Roku is the company that makes the simply-named "Roku player," a $99 box that brings Internet movies and TV shows from Netflix and Amazon, and now baseball games, to your TV set.
"Roku" is also the number six in Japanese, and Roku CEO Anthony Wood chose it because Roku is his sixth company. He began selling homemade software in high school and college, and made his biggest stamp with ReplayTV, which beat archrival TiVo to the market by a few months with the first commercially available digital video recorder.
TiVo attracted better funding and marketing, and ReplayTV never caught on with consumers. It went bankrupt and is now owned by DirecTV.
But Roku's simple box, which sounds like a smaller idea, could potentially become even bigger than the DVR, tech analysts say.
If Wood, 43, has his way, the Roku box will be your conduit to anything entertainment-related — TV shows, movies, sports, music — all offered when you want to watch, not when a programmer decides it should be seen.
"The DVR was a stepping stone to where we're at today," Wood says.
His dream of a video jukebox has plenty of company. Apple, Samsung, LG and old nemesis TiVo share similar hopes, but their boxes cost more. The Roku box is $99.
"We focus on having a really low price, and being super simple to set up and use," Wood says.
The original Replay and TiVo units "came out before they were really ready, in terms of price," he says. "They cost us $1,000 each and were being sold for a lot less than that."
The Roku digital video player "costs us a lot less than $99 to make and we make money on every box." Wood won't say how many units the company has sold. Analyst James McQuivey of Forrester Research pegs it at 250,000, worth $25 million.
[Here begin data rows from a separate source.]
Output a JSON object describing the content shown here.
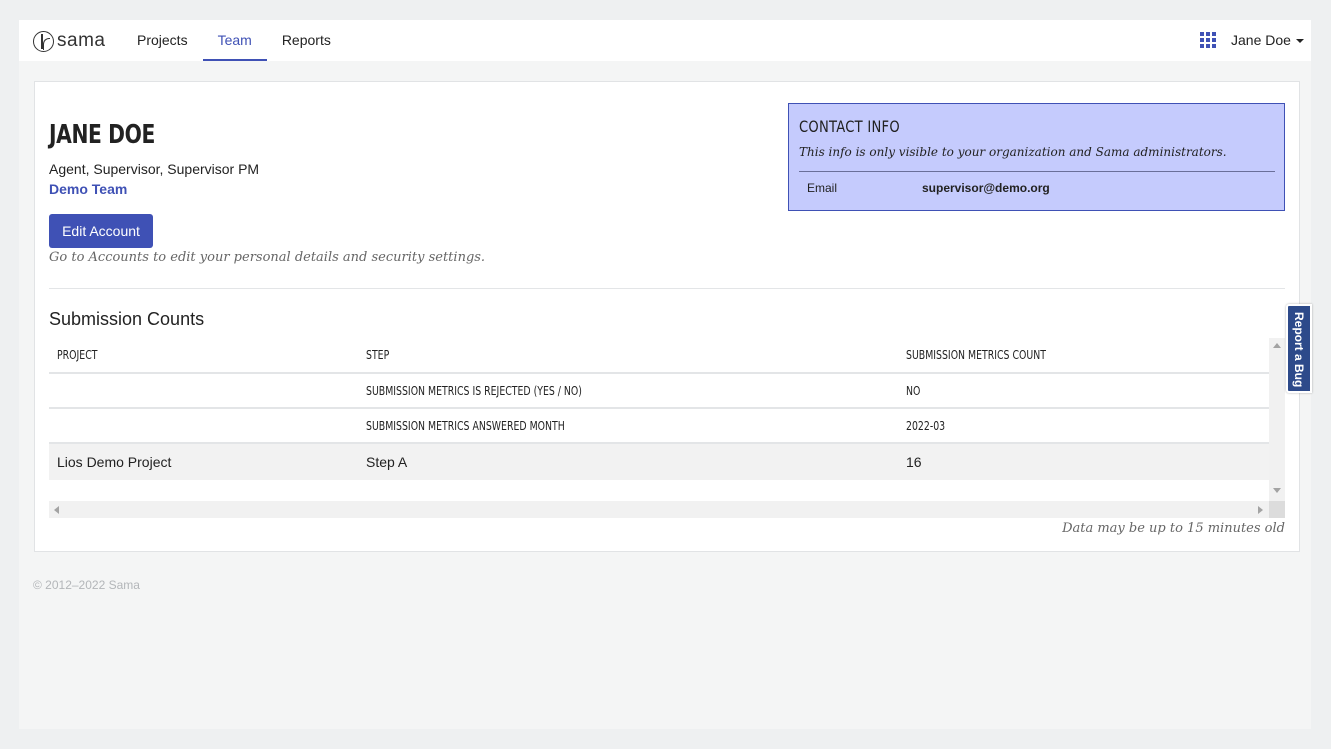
{
  "header": {
    "logo_text": "sama",
    "tabs": [
      {
        "label": "Projects",
        "active": false
      },
      {
        "label": "Team",
        "active": true
      },
      {
        "label": "Reports",
        "active": false
      }
    ],
    "apps_icon": "grid-apps-icon",
    "user_name": "Jane Doe"
  },
  "profile": {
    "name": "JANE DOE",
    "roles": "Agent, Supervisor, Supervisor PM",
    "team": "Demo Team",
    "edit_button": "Edit Account",
    "edit_hint": "Go to Accounts to edit your personal details and security settings."
  },
  "contact": {
    "title": "CONTACT INFO",
    "note": "This info is only visible to your organization and Sama administrators.",
    "email_label": "Email",
    "email_value": "supervisor@demo.org"
  },
  "submissions": {
    "title": "Submission Counts",
    "columns": [
      "PROJECT",
      "STEP",
      "SUBMISSION METRICS COUNT"
    ],
    "meta_rows": [
      {
        "project": "",
        "step": "SUBMISSION METRICS IS REJECTED (YES / NO)",
        "count": "NO"
      },
      {
        "project": "",
        "step": "SUBMISSION METRICS ANSWERED MONTH",
        "count": "2022-03"
      }
    ],
    "data_rows": [
      {
        "project": "Lios Demo Project",
        "step": "Step A",
        "count": "16"
      }
    ],
    "data_age_note": "Data may be up to 15 minutes old"
  },
  "footer": {
    "copyright": "© 2012–2022 Sama"
  },
  "report_bug": "Report a Bug",
  "colors": {
    "accent": "#3f51b5",
    "contact_bg": "#c5cbfd",
    "report_bug_bg": "#2d4a8a"
  }
}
Wood says his privately held firm is profitable.
A $100K undergrad
Wood was born in England, and spent most of his childhood in Atlanta and Houston. His dad was an engineer.
In high school he started a software firm to make programs for RadioShack's popular TRS-80 mini-computer and moved to the Commodore computing platform in college, with video editing software. He was raking in over $100,000 a year while at Texas A&M University when he learned he was about to be dropped because he had missed so many classes. He decided to close the company, study hard and get his diploma.
After college he created another software firm, iBand, this one to easily create websites. He sold it in March 1996 for $36 million ("my first really big win") to software powerhouse Macromedia, which changed its name to DreamWeaver. Macromedia got gobbled up by Adobe Systems. DreamWeaver today is considered the premiere software for making websites.
Then he got the idea about a VCR for computers. "I used to watch TV and record shows on my VCR, but it was a big hassle," he says. "I thought, 'I should try recording them to a hard drive.' "
The obstacle was the price of drives, which averaged $400 to $500 for 100 gigabytes or so. (Today, you can get a 1-terabyte drive — 10 times the size — for $100.) "I watched the hard drive ads every week, and when they finally got affordable, it got to the point where, yeah, I could really build this thing."
He started working on his company in June 1997 with initial funding of about $2 million from himself and a few investors. Shortly, he discovered there was another firm with similar ambitions —Teleworld, which became TiVo.